I reached a breaking point.
My life was in shambles. I skimped on sleep and that had other repercussions like adding weight and chronic migraines.
I felt I just needed to get through the day. Lack of focus left me overwhelmed, ashamed and sick.
I decided to get help. I researched and hired a mentor to help me stay focused. He held a mirror up, and I realized I had it all wrong and needed to cut back.
Almost everyone experiences overwhelm at some point in their lives.
It doesn’t have to be about your business, it could be about your job, It could be something fierce in your personal life.
You probably can relate to this.
And you probably want out.
So here’s how to get out.
How to deal with distractions
1) Discover Your # 1 ONE Thing.
I read a book by Gary Keller ” ONEthing, ” and it says the ONEthing is sometimes the only ONEthing that you need to make progress.
If there’s one goal, you want to achieve that will move the needle. That’s the only one goal you need to help you move forward.
Not sure what it is?
Ask yourself what’s your reason for wanting to achieve that goal.
For example, if your goal is to find your soulmate, make that a priority.
You can’t just sit and wait for a soulmate to fall out of the sky, you have to make progress and make it happen.
And if you’re not good at dating-work on improving yourself like going out to meet people or having a matchmaker.
I had to choose the ONEthing. My goal was to coach and FB groups had to go. To do this, I had to refocus on my “why” for wanting to start a business.

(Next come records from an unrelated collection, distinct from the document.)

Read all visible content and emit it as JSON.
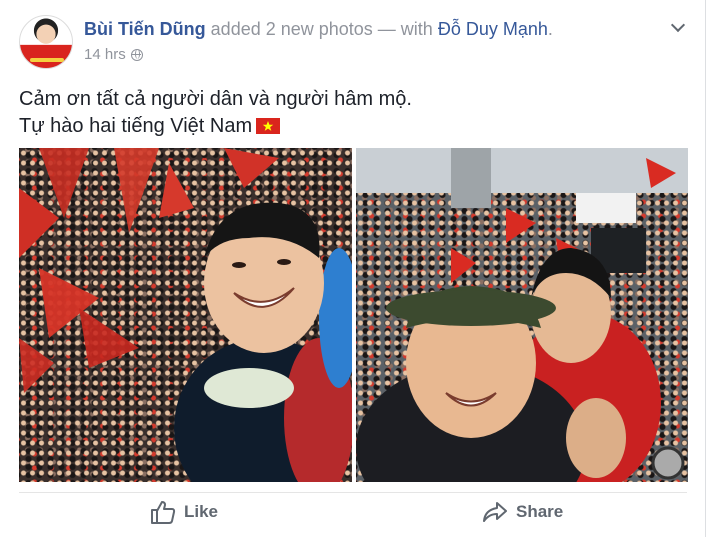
{
  "post": {
    "author": "Bùi Tiến Dũng",
    "action_text": " added 2 new photos — with ",
    "tagged": "Đỗ Duy Mạnh",
    "after_tagged": ".",
    "time": "14 hrs",
    "text_lines": [
      "Cảm ơn tất cả người dân và người hâm mộ.",
      "Tự hào hai tiếng Việt Nam"
    ]
  },
  "actions": {
    "like_label": "Like",
    "share_label": "Share"
  },
  "colors": {
    "link": "#365899",
    "muted": "#90949c",
    "action_text": "#606770",
    "flag_red": "#da251d",
    "flag_star": "#ffff00"
  },
  "icons": [
    "globe-icon",
    "chevron-down-icon",
    "vietnam-flag-icon",
    "like-icon",
    "share-icon"
  ]
}
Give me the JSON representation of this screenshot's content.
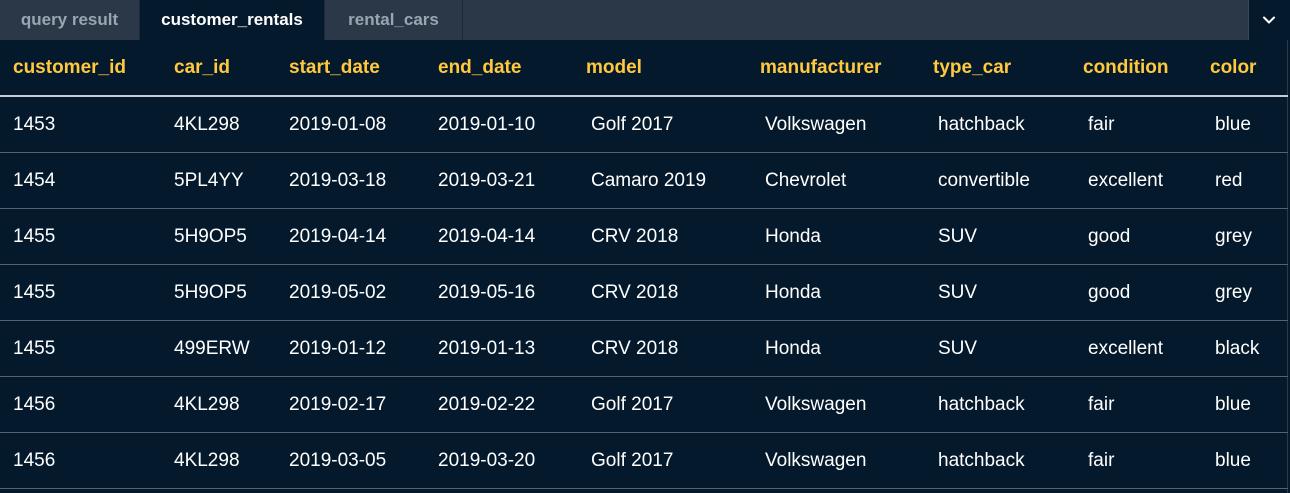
{
  "tabs": [
    {
      "label": "query result",
      "active": false
    },
    {
      "label": "customer_rentals",
      "active": true
    },
    {
      "label": "rental_cars",
      "active": false
    }
  ],
  "dropdown_icon": "chevron-down-icon",
  "table": {
    "columns": [
      "customer_id",
      "car_id",
      "start_date",
      "end_date",
      "model",
      "manufacturer",
      "type_car",
      "condition",
      "color"
    ],
    "rows": [
      [
        "1453",
        "4KL298",
        "2019-01-08",
        "2019-01-10",
        "Golf 2017",
        "Volkswagen",
        "hatchback",
        "fair",
        "blue"
      ],
      [
        "1454",
        "5PL4YY",
        "2019-03-18",
        "2019-03-21",
        "Camaro 2019",
        "Chevrolet",
        "convertible",
        "excellent",
        "red"
      ],
      [
        "1455",
        "5H9OP5",
        "2019-04-14",
        "2019-04-14",
        "CRV 2018",
        "Honda",
        "SUV",
        "good",
        "grey"
      ],
      [
        "1455",
        "5H9OP5",
        "2019-05-02",
        "2019-05-16",
        "CRV 2018",
        "Honda",
        "SUV",
        "good",
        "grey"
      ],
      [
        "1455",
        "499ERW",
        "2019-01-12",
        "2019-01-13",
        "CRV 2018",
        "Honda",
        "SUV",
        "excellent",
        "black"
      ],
      [
        "1456",
        "4KL298",
        "2019-02-17",
        "2019-02-22",
        "Golf 2017",
        "Volkswagen",
        "hatchback",
        "fair",
        "blue"
      ],
      [
        "1456",
        "4KL298",
        "2019-03-05",
        "2019-03-20",
        "Golf 2017",
        "Volkswagen",
        "hatchback",
        "fair",
        "blue"
      ]
    ]
  },
  "colors": {
    "background": "#05192d",
    "tabbar": "#2a3848",
    "header_text": "#ffc83d",
    "body_text": "#ffffff"
  }
}
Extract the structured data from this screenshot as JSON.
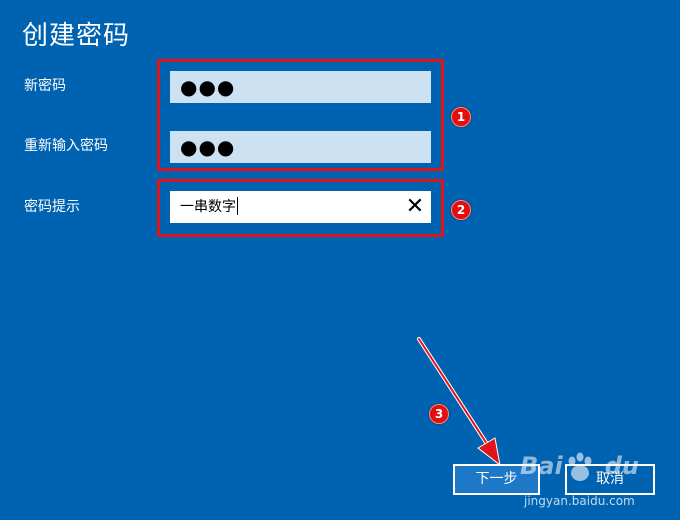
{
  "page": {
    "title": "创建密码"
  },
  "fields": {
    "new_password": {
      "label": "新密码",
      "value": "●●●"
    },
    "confirm_password": {
      "label": "重新输入密码",
      "value": "●●●"
    },
    "hint": {
      "label": "密码提示",
      "value": "一串数字",
      "clear_icon": "✕"
    }
  },
  "buttons": {
    "next_label": "下一步",
    "cancel_label": "取消"
  },
  "annotations": {
    "step1": "1",
    "step2": "2",
    "step3": "3"
  },
  "watermark": {
    "brand": "Bai",
    "brand_suffix": "du",
    "domain": "jingyan.baidu.com"
  },
  "colors": {
    "background": "#0063b1",
    "password_field": "#cce1f1",
    "annotation_red": "#e0151b",
    "next_button": "#1e78c8"
  }
}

2) Mercilessly Eliminate What’s in The Way
I had an e-commerce group. I coached clients to start their business and I had two Facebook groups.

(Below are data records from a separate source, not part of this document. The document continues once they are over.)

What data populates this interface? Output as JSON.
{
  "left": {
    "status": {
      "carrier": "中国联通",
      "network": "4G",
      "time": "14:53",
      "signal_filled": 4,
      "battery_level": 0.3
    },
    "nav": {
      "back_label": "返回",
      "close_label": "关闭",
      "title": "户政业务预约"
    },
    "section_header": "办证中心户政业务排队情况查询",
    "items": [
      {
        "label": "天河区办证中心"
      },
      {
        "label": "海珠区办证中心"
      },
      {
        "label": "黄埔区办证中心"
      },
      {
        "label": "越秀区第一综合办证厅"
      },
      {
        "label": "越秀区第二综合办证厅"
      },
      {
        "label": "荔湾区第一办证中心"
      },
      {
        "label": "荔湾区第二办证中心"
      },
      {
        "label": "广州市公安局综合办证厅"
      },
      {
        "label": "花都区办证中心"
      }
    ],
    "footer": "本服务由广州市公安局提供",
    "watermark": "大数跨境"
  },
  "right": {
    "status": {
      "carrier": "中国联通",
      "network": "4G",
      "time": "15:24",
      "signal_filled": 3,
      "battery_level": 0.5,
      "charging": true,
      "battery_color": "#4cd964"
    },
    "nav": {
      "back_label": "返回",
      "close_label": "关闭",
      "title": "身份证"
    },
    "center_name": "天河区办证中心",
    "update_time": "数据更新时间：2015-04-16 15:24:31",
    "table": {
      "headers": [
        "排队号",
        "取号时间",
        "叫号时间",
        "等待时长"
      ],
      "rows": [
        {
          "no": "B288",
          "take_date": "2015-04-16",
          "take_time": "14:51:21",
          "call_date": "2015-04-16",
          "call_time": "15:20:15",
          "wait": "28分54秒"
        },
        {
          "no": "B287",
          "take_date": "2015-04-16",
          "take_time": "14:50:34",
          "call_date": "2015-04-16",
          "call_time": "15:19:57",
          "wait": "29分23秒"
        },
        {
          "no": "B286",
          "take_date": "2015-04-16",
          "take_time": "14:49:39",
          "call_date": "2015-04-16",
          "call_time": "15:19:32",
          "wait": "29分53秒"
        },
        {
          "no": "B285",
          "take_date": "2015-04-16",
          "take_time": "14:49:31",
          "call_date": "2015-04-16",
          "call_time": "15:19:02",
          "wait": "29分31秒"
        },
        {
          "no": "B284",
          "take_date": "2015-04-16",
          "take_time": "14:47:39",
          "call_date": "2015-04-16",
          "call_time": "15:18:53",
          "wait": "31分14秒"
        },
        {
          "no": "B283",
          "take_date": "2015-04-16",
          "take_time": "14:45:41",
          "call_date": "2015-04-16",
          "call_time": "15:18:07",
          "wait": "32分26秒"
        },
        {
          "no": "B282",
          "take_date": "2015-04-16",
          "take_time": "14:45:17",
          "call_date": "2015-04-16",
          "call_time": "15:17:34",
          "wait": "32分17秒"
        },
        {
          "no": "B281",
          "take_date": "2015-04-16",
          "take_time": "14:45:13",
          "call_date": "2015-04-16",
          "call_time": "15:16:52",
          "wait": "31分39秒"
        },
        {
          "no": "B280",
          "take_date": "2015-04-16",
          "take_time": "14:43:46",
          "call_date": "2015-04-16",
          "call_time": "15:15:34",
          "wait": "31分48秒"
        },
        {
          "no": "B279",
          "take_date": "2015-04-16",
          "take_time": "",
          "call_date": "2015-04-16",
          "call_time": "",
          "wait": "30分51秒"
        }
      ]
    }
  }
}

I had to check myself, and I needed a solution, after consulting with my coach I said no to silent goal killer and shut down the FB groups and discontinued the ecommerce clients because it didn’t that didn’t align with my why.
My why was to help people discover their talents and start side business but not teach what products to sell.

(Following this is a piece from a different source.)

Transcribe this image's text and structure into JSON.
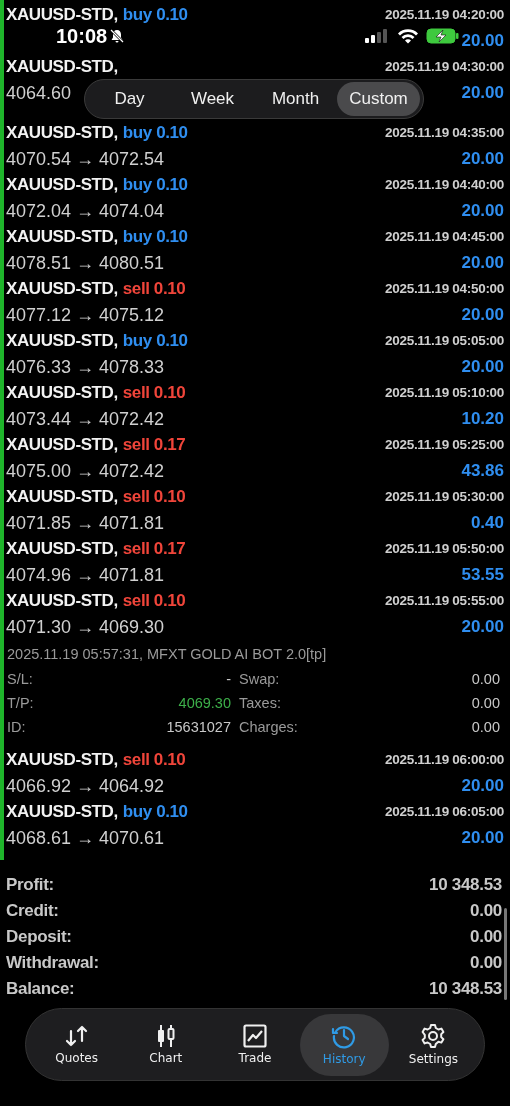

We have 24 hours in each day, which means if we allow silent goal killers to creep in we spend less time doing the ONEthing.
To mercilessly eliminate your silent goal killers know what it is first. You can start by tracking every minute of how you spend your days. If you’re switching tasks track how much time you spend on that switch. Ruthlessly eliminate any little creeper that tries to fill the gaps.
3) Schedule a Reality Check With Yourself
It’s far too easy to give in to silent goal killers than you think. It creeps in and before you know it, if you don’t outsmart it, it’ll take over your productivity, and you will feel overwhelmed, frustrated and doubtifull.
Once you’ve nailed down your #1 goal and ruthlessly cut everything that’s in the way, don’t be surprised if in a month or a couple of months you find yourself dealing with silent goal killer gain.
Be proactive and schedule a goal review with yourself at the end of each week or the beginning of the following week.
Stop dividing your focus and you’ll eliminate distractions
If you chase two rabbits at one time, you catch neither of them.
Having ideas is a good thing, but you don’t have to act on every thought you think of.
And anytime somebody says “you should do this and that “ remember that is a huge red flag for silent goal killer to creep in.